Start Date 12 December 1980
End Date 5 September 1982
Venue Metropolitan Museum of Art
Location New York, USA
Curator Stella Blum

The eighteenth-century woman — what made her unique and how does she differ from women ot other times? Women have always been aware of the power of their femininity, but never has womanly wile been applied with such grace, subtlety, and ultimate success as it was during the eighteenth century. With her hips expanded by panniers, waist made small by corsets, and breasts pushed high above a low décolletage, the eighteenth-century woman appeared supremely feminine, submissive, dependent, defenseless. She was, however, a torce cloaked in silks, ruffles, tringes, artificial flowers, and laces. Beyond herself, the woman of the eighteenth centurv went on to spin a web that included her surroundings. Bv degrees, she softened and shaped her environment. She made her apartments, salons, and boudoirs, and their furnishings an extension ot herself — scaled to her size and decorated to her taste. So persuasive was the charm and grace ot the atmosphere she created that men became willing complements to her in appearance, manners, and movements. On easy terms with men, the eighteenth- century woman won their respect and through artful maneuvers and calculated coquetries became a profound influence on the politics, economics, and aesthetics of her era.

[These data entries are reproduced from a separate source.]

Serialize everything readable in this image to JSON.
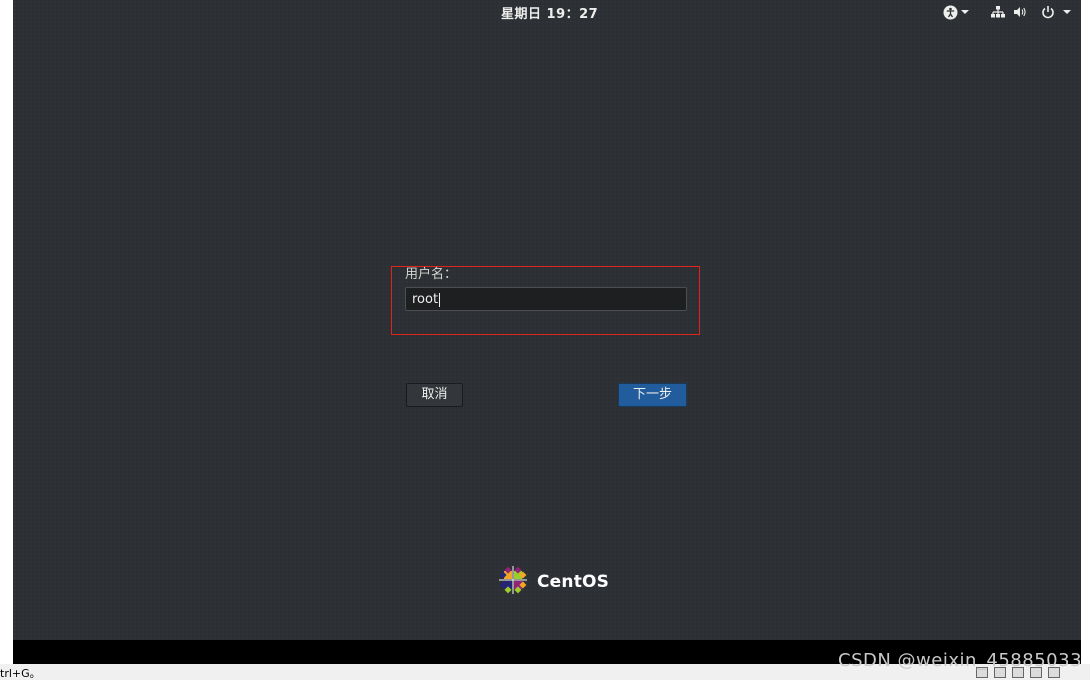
{
  "topbar": {
    "clock": "星期日 19：27",
    "icons": [
      "accessibility-icon",
      "network-icon",
      "volume-icon",
      "power-icon"
    ]
  },
  "login": {
    "username_label": "用户名：",
    "username_value": "root",
    "cancel_label": "取消",
    "next_label": "下一步"
  },
  "brand": {
    "name": "CentOS"
  },
  "host_statusbar": {
    "hint": "trl+G。"
  },
  "watermark": "CSDN @weixin_45885033",
  "colors": {
    "background": "#2c2f33",
    "accent_button": "#215d9c",
    "highlight_box": "#e2231a"
  }
}
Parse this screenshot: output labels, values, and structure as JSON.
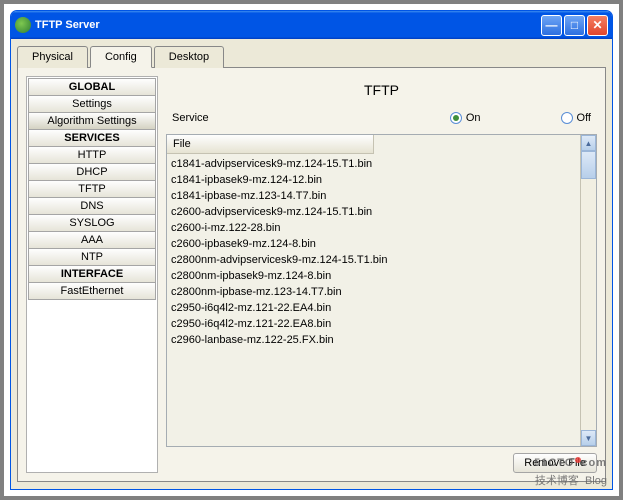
{
  "window": {
    "title": "TFTP Server"
  },
  "tabs": [
    {
      "label": "Physical",
      "active": false
    },
    {
      "label": "Config",
      "active": true
    },
    {
      "label": "Desktop",
      "active": false
    }
  ],
  "sidebar": {
    "sections": [
      {
        "head": "GLOBAL",
        "items": [
          "Settings",
          "Algorithm Settings"
        ]
      },
      {
        "head": "SERVICES",
        "items": [
          "HTTP",
          "DHCP",
          "TFTP",
          "DNS",
          "SYSLOG",
          "AAA",
          "NTP"
        ]
      },
      {
        "head": "INTERFACE",
        "items": [
          "FastEthernet"
        ]
      }
    ],
    "selected": "Algorithm Settings"
  },
  "main": {
    "heading": "TFTP",
    "service_label": "Service",
    "radio_on": "On",
    "radio_off": "Off",
    "service_state": "on",
    "column_header": "File",
    "files": [
      "c1841-advipservicesk9-mz.124-15.T1.bin",
      "c1841-ipbasek9-mz.124-12.bin",
      "c1841-ipbase-mz.123-14.T7.bin",
      "c2600-advipservicesk9-mz.124-15.T1.bin",
      "c2600-i-mz.122-28.bin",
      "c2600-ipbasek9-mz.124-8.bin",
      "c2800nm-advipservicesk9-mz.124-15.T1.bin",
      "c2800nm-ipbasek9-mz.124-8.bin",
      "c2800nm-ipbase-mz.123-14.T7.bin",
      "c2950-i6q4l2-mz.121-22.EA4.bin",
      "c2950-i6q4l2-mz.121-22.EA8.bin",
      "c2960-lanbase-mz.122-25.FX.bin"
    ],
    "remove_button": "Remove File"
  },
  "watermark": {
    "line1": "51CTO",
    "suffix": "com",
    "line2": "技术博客",
    "blog": "Blog"
  }
}
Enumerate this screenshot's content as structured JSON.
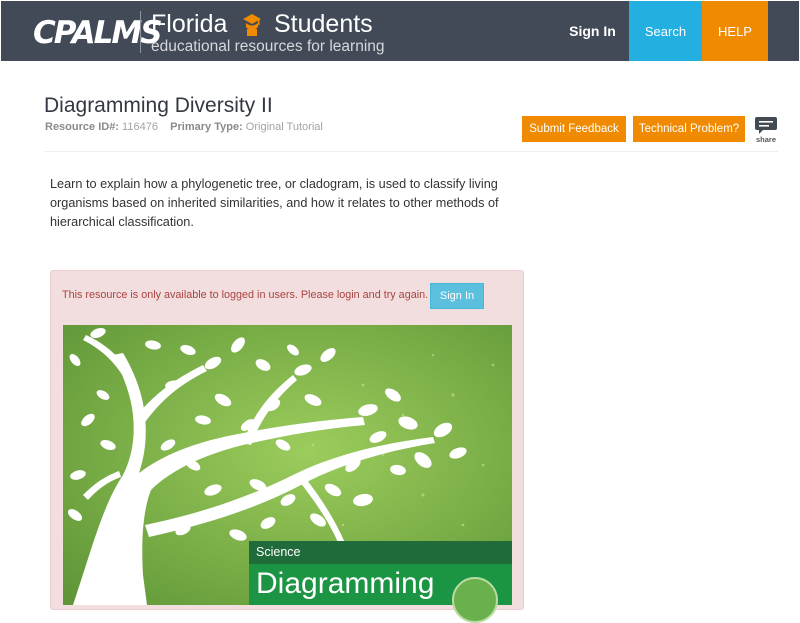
{
  "header": {
    "logo_text": "CPALMS",
    "brand_title_1": "Florida",
    "brand_title_2": "Students",
    "brand_subtitle": "educational resources for learning",
    "nav": {
      "sign_in": "Sign In",
      "search": "Search",
      "help": "HELP"
    },
    "colors": {
      "bar": "#424957",
      "search": "#23b0e1",
      "help": "#f08a00"
    }
  },
  "resource": {
    "title": "Diagramming Diversity II",
    "id_label": "Resource ID#:",
    "id_value": "116476",
    "type_label": "Primary Type:",
    "type_value": "Original Tutorial",
    "submit_feedback": "Submit Feedback",
    "technical_problem": "Technical Problem?",
    "share_label": "share",
    "description": "Learn to explain how a phylogenetic tree, or cladogram, is used to classify living organisms based on inherited similarities, and how it relates to other methods of hierarchical classification."
  },
  "alert": {
    "message": "This resource is only available to logged in users. Please login and try again.",
    "sign_in": "Sign In"
  },
  "cover": {
    "subject": "Science",
    "title": "Diagramming"
  }
}
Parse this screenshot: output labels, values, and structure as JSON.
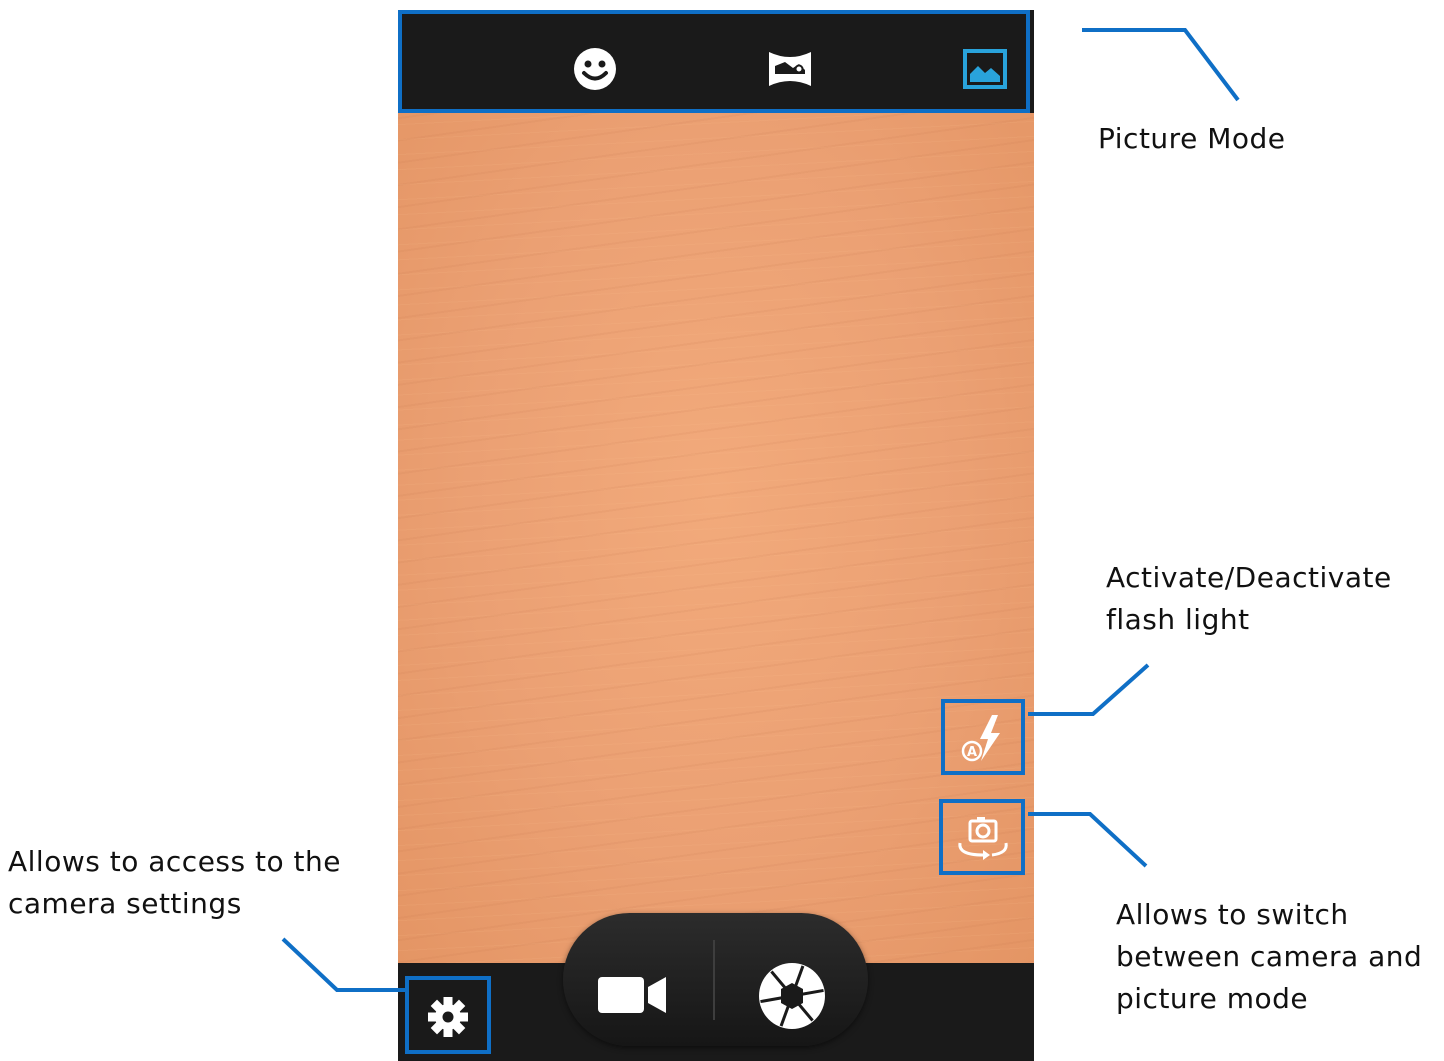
{
  "colors": {
    "accent_blue": "#0f6fc6",
    "mode_active": "#29a3db",
    "bar_background": "#1a1a1a",
    "viewfinder": "#eba073",
    "icon_white": "#ffffff"
  },
  "mode_bar": {
    "modes": [
      {
        "icon": "face-detection-icon",
        "active": false
      },
      {
        "icon": "panorama-icon",
        "active": false
      },
      {
        "icon": "picture-mode-icon",
        "active": true
      }
    ]
  },
  "side_controls": {
    "flash": {
      "icon": "flash-auto-icon",
      "badge": "A"
    },
    "switch_camera": {
      "icon": "switch-camera-icon"
    }
  },
  "bottom_controls": {
    "settings": {
      "icon": "gear-icon"
    },
    "video": {
      "icon": "video-camera-icon"
    },
    "shutter": {
      "icon": "shutter-icon"
    }
  },
  "annotations": {
    "picture_mode": "Picture Mode",
    "flash_line1": "Activate/Deactivate",
    "flash_line2": "flash light",
    "switch_line1": "Allows to switch",
    "switch_line2": "between camera and",
    "switch_line3": "picture mode",
    "settings_line1": "Allows to access to the",
    "settings_line2": "camera settings"
  }
}
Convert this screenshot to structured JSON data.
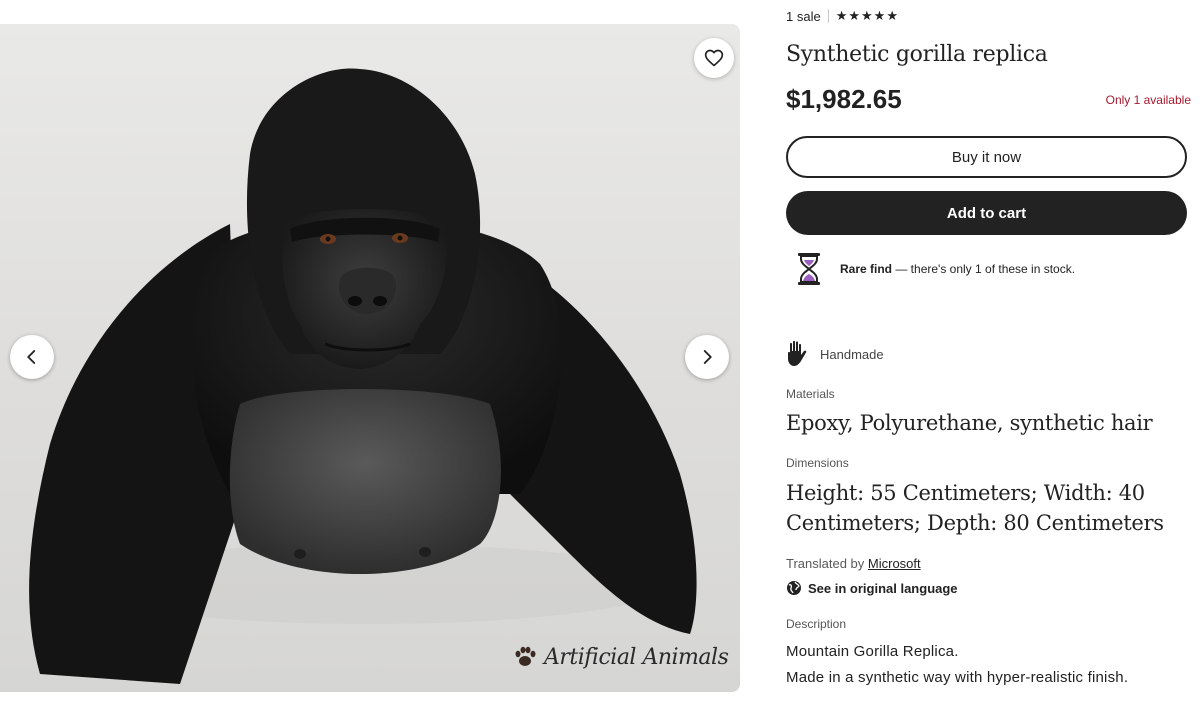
{
  "gallery": {
    "watermark_text": "Artificial Animals",
    "icons": {
      "favorite": "heart-outline-icon",
      "prev": "chevron-left-icon",
      "next": "chevron-right-icon",
      "watermark": "paw-print-icon"
    }
  },
  "listing": {
    "sales": "1 sale",
    "rating_stars": "★★★★★",
    "rating": 5,
    "title": "Synthetic gorilla replica",
    "price": "$1,982.65",
    "availability": "Only 1 available",
    "buy_now_label": "Buy it now",
    "add_to_cart_label": "Add to cart",
    "rare_find": {
      "bold": "Rare find",
      "text": " — there's only 1 of these in stock.",
      "icon": "hourglass-icon"
    },
    "handmade_label": "Handmade",
    "handmade_icon": "hand-icon",
    "materials_label": "Materials",
    "materials_value": "Epoxy, Polyurethane, synthetic hair",
    "dimensions_label": "Dimensions",
    "dimensions_value": "Height: 55 Centimeters; Width: 40 Centimeters; Depth: 80 Centimeters",
    "translated_prefix": "Translated by ",
    "translated_by": "Microsoft",
    "original_language_label": "See in original language",
    "original_language_icon": "globe-icon",
    "description_label": "Description",
    "description_lines": [
      "Mountain Gorilla Replica.",
      "Made in a synthetic way with hyper-realistic finish."
    ]
  },
  "colors": {
    "primary_dark": "#222222",
    "availability_red": "#a61a2e",
    "hourglass_purple": "#9b5fc0"
  }
}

In our exhibition, the beautiful costumes of opulent brocades, luxurious satins, and delicate taffetas, along with their exquisite trimmings, help to provide us with an insight into the silken strategy with which remarkable eighteenth-century women molded their centurv in their own image.

Exhibition catalogue